### [The problem]
Write the data below out again, exactly as each line reads.

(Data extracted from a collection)
━━━
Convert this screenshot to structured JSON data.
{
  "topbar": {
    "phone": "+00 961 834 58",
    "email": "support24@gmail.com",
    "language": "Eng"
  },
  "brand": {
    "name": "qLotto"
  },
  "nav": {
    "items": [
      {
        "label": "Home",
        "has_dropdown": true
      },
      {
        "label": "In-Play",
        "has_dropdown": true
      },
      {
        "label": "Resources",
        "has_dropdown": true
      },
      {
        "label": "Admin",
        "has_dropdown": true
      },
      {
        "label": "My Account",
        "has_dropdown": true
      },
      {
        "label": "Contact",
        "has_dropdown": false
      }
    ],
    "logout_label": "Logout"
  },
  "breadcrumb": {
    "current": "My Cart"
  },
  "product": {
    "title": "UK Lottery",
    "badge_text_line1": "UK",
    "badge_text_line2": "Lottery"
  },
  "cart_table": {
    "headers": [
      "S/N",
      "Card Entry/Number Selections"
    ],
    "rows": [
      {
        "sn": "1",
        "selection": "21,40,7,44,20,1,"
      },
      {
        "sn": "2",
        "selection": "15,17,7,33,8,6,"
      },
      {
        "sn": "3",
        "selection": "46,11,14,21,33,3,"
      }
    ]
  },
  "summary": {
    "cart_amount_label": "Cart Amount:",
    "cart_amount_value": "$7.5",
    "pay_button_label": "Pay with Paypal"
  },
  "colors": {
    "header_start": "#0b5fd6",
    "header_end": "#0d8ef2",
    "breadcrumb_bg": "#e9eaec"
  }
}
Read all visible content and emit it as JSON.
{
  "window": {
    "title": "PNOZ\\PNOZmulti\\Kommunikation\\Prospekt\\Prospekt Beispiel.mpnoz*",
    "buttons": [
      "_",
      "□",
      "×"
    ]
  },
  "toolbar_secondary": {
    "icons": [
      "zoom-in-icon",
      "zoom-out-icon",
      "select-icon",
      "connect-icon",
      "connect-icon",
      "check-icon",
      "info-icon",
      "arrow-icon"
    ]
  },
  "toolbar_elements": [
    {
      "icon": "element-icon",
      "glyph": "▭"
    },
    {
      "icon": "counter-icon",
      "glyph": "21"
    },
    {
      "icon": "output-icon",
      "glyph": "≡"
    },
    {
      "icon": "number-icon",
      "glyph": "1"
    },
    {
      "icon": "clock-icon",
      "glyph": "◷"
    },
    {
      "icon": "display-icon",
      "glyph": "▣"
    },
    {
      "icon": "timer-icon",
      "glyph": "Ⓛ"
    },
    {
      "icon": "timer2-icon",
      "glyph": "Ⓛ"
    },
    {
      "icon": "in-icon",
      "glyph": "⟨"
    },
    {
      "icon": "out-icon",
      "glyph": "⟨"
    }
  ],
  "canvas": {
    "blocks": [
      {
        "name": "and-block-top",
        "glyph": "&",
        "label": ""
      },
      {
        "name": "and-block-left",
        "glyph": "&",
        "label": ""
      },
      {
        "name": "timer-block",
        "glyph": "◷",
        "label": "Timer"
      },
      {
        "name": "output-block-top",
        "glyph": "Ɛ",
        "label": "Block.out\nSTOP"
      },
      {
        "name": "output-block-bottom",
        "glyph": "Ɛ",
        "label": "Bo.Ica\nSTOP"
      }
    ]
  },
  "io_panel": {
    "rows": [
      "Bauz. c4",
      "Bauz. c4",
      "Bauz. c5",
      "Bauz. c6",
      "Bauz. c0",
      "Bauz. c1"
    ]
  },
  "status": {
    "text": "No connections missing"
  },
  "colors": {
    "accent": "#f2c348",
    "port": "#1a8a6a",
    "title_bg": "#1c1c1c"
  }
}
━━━
### [Task solution]
Convert this screenshot to structured JSON data.
{
  "topbar": {
    "phone": "+00 961 834 58",
    "email": "support24@gmail.com",
    "language": "Eng"
  },
  "brand": {
    "name": "qLotto"
  },
  "nav": {
    "items": [
      {
        "label": "Home",
        "has_dropdown": true
      },
      {
        "label": "In-Play",
        "has_dropdown": true
      },
      {
        "label": "Resources",
        "has_dropdown": true
      },
      {
        "label": "Admin",
        "has_dropdown": true
      },
      {
        "label": "My Account",
        "has_dropdown": true
      },
      {
        "label": "Contact",
        "has_dropdown": false
      }
    ],
    "logout_label": "Logout"
  },
  "breadcrumb": {
    "current": "My Cart"
  },
  "product": {
    "title": "UK Lottery",
    "badge_text_line1": "UK",
    "badge_text_line2": "Lottery"
  },
  "cart_table": {
    "headers": [
      "S/N",
      "Card Entry/Number Selections"
    ],
    "rows": [
      {
        "sn": "1",
        "selection": "21,40,7,44,20,1,"
      },
      {
        "sn": "2",
        "selection": "15,17,7,33,8,6,"
      },
      {
        "sn": "3",
        "selection": "46,11,14,21,33,3,"
      }
    ]
  },
  "summary": {
    "cart_amount_label": "Cart Amount:",
    "cart_amount_value": "$7.5",
    "pay_button_label": "Pay with Paypal"
  },
  "colors": {
    "header_start": "#0b5fd6",
    "header_end": "#0d8ef2",
    "breadcrumb_bg": "#e9eaec"
  }
}
Read all visible content and emit it as JSON.
{
  "window": {
    "title": "PNOZ\\PNOZmulti\\Kommunikation\\Prospekt\\Prospekt Beispiel.mpnoz*",
    "buttons": [
      "_",
      "□",
      "×"
    ]
  },
  "toolbar_secondary": {
    "icons": [
      "zoom-in-icon",
      "zoom-out-icon",
      "select-icon",
      "connect-icon",
      "connect-icon",
      "check-icon",
      "info-icon",
      "arrow-icon"
    ]
  },
  "toolbar_elements": [
    {
      "icon": "element-icon",
      "glyph": "▭"
    },
    {
      "icon": "counter-icon",
      "glyph": "21"
    },
    {
      "icon": "output-icon",
      "glyph": "≡"
    },
    {
      "icon": "number-icon",
      "glyph": "1"
    },
    {
      "icon": "clock-icon",
      "glyph": "◷"
    },
    {
      "icon": "display-icon",
      "glyph": "▣"
    },
    {
      "icon": "timer-icon",
      "glyph": "Ⓛ"
    },
    {
      "icon": "timer2-icon",
      "glyph": "Ⓛ"
    },
    {
      "icon": "in-icon",
      "glyph": "⟨"
    },
    {
      "icon": "out-icon",
      "glyph": "⟨"
    }
  ],
  "canvas": {
    "blocks": [
      {
        "name": "and-block-top",
        "glyph": "&",
        "label": ""
      },
      {
        "name": "and-block-left",
        "glyph": "&",
        "label": ""
      },
      {
        "name": "timer-block",
        "glyph": "◷",
        "label": "Timer"
      },
      {
        "name": "output-block-top",
        "glyph": "Ɛ",
        "label": "Block.out\nSTOP"
      },
      {
        "name": "output-block-bottom",
        "glyph": "Ɛ",
        "label": "Bo.Ica\nSTOP"
      }
    ]
  },
  "io_panel": {
    "rows": [
      "Bauz. c4",
      "Bauz. c4",
      "Bauz. c5",
      "Bauz. c6",
      "Bauz. c0",
      "Bauz. c1"
    ]
  },
  "status": {
    "text": "No connections missing"
  },
  "colors": {
    "accent": "#f2c348",
    "port": "#1a8a6a",
    "title_bg": "#1c1c1c"
  }
}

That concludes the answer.